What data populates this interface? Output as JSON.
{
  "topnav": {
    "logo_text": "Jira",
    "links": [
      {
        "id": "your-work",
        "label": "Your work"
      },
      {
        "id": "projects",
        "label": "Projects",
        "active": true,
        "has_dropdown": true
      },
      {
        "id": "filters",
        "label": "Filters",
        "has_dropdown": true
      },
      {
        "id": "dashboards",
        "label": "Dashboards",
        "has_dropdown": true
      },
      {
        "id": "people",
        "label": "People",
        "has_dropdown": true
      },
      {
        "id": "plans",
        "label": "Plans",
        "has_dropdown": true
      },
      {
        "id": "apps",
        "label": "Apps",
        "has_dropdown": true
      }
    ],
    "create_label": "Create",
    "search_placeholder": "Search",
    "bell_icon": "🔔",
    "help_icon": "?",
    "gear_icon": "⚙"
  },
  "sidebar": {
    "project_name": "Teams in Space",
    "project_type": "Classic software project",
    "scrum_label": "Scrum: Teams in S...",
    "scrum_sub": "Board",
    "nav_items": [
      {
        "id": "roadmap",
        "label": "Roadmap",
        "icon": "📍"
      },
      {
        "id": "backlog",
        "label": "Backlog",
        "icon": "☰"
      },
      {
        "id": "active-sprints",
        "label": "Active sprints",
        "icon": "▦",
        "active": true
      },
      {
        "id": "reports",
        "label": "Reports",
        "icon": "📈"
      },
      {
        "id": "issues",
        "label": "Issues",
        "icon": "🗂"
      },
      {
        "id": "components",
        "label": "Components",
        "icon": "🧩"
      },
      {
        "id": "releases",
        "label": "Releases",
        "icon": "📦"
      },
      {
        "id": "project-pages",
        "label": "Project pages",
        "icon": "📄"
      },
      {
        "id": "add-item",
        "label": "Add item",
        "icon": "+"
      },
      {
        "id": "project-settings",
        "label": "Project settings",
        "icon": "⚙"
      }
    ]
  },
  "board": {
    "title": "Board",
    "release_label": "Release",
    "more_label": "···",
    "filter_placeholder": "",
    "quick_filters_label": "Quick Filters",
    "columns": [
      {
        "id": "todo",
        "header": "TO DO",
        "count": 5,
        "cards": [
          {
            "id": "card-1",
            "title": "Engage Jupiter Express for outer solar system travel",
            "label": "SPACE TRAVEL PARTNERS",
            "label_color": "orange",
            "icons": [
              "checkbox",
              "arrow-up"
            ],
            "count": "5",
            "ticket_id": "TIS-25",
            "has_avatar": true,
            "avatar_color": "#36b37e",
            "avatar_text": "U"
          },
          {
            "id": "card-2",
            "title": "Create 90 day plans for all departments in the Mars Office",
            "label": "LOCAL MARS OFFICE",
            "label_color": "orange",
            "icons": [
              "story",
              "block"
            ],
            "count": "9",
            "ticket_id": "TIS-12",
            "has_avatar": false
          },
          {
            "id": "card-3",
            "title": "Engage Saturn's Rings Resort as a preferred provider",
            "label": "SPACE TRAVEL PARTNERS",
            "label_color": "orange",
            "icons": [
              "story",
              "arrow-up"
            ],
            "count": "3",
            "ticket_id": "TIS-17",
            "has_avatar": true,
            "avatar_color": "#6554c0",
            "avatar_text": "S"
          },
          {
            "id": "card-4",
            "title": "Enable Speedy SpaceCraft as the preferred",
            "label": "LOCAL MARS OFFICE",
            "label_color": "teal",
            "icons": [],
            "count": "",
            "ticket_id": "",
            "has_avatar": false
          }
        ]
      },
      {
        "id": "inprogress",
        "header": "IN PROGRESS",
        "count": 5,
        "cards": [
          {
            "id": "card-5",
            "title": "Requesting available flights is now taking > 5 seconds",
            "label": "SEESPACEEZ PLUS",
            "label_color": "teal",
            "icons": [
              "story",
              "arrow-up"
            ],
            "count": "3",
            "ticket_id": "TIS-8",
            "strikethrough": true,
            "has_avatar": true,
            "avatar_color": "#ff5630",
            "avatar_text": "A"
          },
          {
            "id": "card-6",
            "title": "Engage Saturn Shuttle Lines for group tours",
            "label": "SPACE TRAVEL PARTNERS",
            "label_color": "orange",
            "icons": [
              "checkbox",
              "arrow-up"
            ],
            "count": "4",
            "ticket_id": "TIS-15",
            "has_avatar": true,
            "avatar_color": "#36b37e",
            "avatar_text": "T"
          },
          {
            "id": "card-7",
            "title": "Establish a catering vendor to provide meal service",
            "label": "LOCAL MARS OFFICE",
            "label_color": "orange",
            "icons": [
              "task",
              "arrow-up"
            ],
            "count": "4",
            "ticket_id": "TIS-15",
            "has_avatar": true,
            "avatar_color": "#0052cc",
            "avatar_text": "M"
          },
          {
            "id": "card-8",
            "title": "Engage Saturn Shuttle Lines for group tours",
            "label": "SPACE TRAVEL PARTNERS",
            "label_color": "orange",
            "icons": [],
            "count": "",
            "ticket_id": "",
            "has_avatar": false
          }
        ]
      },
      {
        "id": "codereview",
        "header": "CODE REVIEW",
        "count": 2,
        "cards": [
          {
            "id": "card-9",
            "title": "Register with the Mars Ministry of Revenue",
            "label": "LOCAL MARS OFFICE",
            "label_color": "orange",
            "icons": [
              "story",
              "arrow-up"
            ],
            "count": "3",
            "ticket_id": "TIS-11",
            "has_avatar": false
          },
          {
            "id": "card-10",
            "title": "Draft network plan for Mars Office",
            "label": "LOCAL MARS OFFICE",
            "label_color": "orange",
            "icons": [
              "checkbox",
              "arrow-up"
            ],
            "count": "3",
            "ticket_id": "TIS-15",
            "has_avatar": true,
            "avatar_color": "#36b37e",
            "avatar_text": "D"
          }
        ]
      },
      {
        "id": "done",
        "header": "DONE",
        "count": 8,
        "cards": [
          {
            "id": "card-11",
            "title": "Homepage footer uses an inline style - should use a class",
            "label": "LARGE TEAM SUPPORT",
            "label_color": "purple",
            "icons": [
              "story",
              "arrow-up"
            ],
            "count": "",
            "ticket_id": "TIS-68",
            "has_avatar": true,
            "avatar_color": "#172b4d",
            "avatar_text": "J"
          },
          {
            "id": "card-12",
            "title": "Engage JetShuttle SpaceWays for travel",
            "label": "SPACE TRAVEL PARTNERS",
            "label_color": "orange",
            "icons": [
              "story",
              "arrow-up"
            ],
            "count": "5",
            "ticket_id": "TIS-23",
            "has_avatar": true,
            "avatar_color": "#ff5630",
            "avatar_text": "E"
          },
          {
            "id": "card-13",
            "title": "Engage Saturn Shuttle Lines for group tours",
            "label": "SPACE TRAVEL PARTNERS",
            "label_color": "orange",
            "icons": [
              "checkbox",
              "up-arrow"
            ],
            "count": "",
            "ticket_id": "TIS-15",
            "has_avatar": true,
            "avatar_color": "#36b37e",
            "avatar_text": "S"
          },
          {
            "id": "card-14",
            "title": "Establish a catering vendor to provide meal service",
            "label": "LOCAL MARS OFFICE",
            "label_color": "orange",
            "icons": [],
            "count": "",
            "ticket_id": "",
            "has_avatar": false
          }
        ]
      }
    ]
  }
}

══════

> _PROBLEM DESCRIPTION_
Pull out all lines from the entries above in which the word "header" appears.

> _ANSWER TO THIS PROBLEM_
        "header": "TO DO",
        "header": "IN PROGRESS",
        "header": "CODE REVIEW",
        "header": "DONE",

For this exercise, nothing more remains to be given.